    Jim Brady: For the record, we did not suspend all comments, we suspended comments in one blog. As for the censorship question, that seems to imply you think we’ve decided not to allow anyone to criticize the Post. That’s not what we’ve done. As I said earlier, there are plenty of avenues to do that, and those all remain available. Comments on this blog were shut off because of the tone of it, not the substance.

    Fishbowl Commentary: Will eager commentors just go to some other blog with their Howell comments? Will Going out Gurus get flooded? Think Tank Town?!?

  • IP: Salon has a screen shot of the comments from the shut down blog. They are just critical of the inaccurate and misleading statements being made by your Ombudsman.

    I did not see anything offense other than an uprising against the tyranny of lies coming from the MSM supporting the fascist Bush jutta.

    What happen to freedon of expression in America?

    Jim Brady: As I said earlier, that screen shot is only what was live, not what we blocked. There’s no way for you to see what we blocked, and you should be happy about that, believe me. I learned some new words this week.

  • Chicago, Ill.: I agree that readers calling Deborah Howell a “b****” or a “wh***” or those using other profanity should not have used those words. But why does The Washington Post feel it is necessary to provide a sanitized version of the comments? (this assuming the number of foul comments overflowed your capacity to delete them). The comments obviously are not attributed to your paper. So again, what harm was being cause by letting these comments (along with the rest of the well-researched comments) stand?

    Jim Brady: I think it goes to basic human decency. You may not like Deborah Howell or her column from Sunday, but like you, she’s a human being. She shouldn’t have to read people publicly calling her a “b****” or a “wh***,” and we’re certainly not going to allow that on our site. Does anyone out there really think that adds anything to the discussion? If you need to use that language to make your point, I’m sorry, you don’t have one. You want to critique the column, go ahead. You want to say we we wrong, fire away. You want to call one of employees a “b****” and a “wh***,” you should go somewhere else.

  • We’ve chosen not to have an “anything goes” mentality, and once the stream of comments reached a point where we could not get the bad ones off as fast as they were coming in, we decided to close down the blog.

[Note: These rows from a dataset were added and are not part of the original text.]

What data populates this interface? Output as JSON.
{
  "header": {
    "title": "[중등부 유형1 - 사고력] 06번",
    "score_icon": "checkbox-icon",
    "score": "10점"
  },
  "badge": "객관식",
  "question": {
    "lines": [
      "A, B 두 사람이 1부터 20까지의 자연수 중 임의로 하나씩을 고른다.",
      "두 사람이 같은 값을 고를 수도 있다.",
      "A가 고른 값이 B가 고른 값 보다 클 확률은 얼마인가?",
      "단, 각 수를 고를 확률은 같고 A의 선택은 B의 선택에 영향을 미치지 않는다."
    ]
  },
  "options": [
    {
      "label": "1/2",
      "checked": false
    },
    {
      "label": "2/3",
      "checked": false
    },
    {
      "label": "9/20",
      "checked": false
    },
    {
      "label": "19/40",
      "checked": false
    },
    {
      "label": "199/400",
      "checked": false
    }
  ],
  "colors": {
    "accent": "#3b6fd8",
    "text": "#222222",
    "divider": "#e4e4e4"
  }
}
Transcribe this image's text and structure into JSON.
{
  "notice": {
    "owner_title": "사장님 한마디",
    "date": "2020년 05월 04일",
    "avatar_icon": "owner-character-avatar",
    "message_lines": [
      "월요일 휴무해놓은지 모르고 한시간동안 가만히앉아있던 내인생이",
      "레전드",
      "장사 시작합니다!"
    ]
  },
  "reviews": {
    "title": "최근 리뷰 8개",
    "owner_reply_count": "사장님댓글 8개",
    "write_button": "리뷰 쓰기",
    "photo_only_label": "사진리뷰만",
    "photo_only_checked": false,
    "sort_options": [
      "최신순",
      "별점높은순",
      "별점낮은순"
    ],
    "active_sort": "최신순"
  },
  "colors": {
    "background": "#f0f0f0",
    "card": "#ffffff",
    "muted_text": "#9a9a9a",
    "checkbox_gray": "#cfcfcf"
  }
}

  • We need to look at how we’re staffed to handle comments, especially in cases where’s there’s been a concerted effort to flood us with comments in a short period of time. We also need to look at the technology, specifically how much weeding out of offensive content can be automated, etc. To be honest, the experience we’ve had since we launched blogs a year ago has been very positive, but we found out this week we’re not equipped technically or personnel-wise to handle a flood of problematic email…

  • Philadelphia, Pa.: What other means will you be offering for those of us who want to comment on your paper’s coverage and opinion, including the ombudsman?

    Jim Brady: If you go to our Opinion page, and click on the Feedback button, there are plenty of ways detailed to reach Deborah and others at the newspaper.

  • I don’t have the figures in front of me, but we had about 1,000 posts on one posting and a few hundred of those we had to axe. There were also a few hundred posts after Deborah’s response, and we had to remove a good chunk of those as well, but I have not checked on exacts…

  • New York: I guess your saying, here is our generous forum, express yourselves only as we see fit, and trust that we know best. If you print articles with untruths how are we supposed to trust you, what ever department you represent.

    Jim Brady: I’d say our forum rules provide a pretty wide latitude, and if you can’t stay within those, I don’t know what to tell you. We’re not asking you speak “as we see fit,” we’re merely asking for a modicum of decency. I guess what I’d ask you is: Is that really too much to ask?

  • Jim Brady: It was my decision, 100 percent. That’s not to say I wasn’t aware of how folks at the paper and web site felt about this, but in the end, the decision was mine, and I accept full responsibility for it.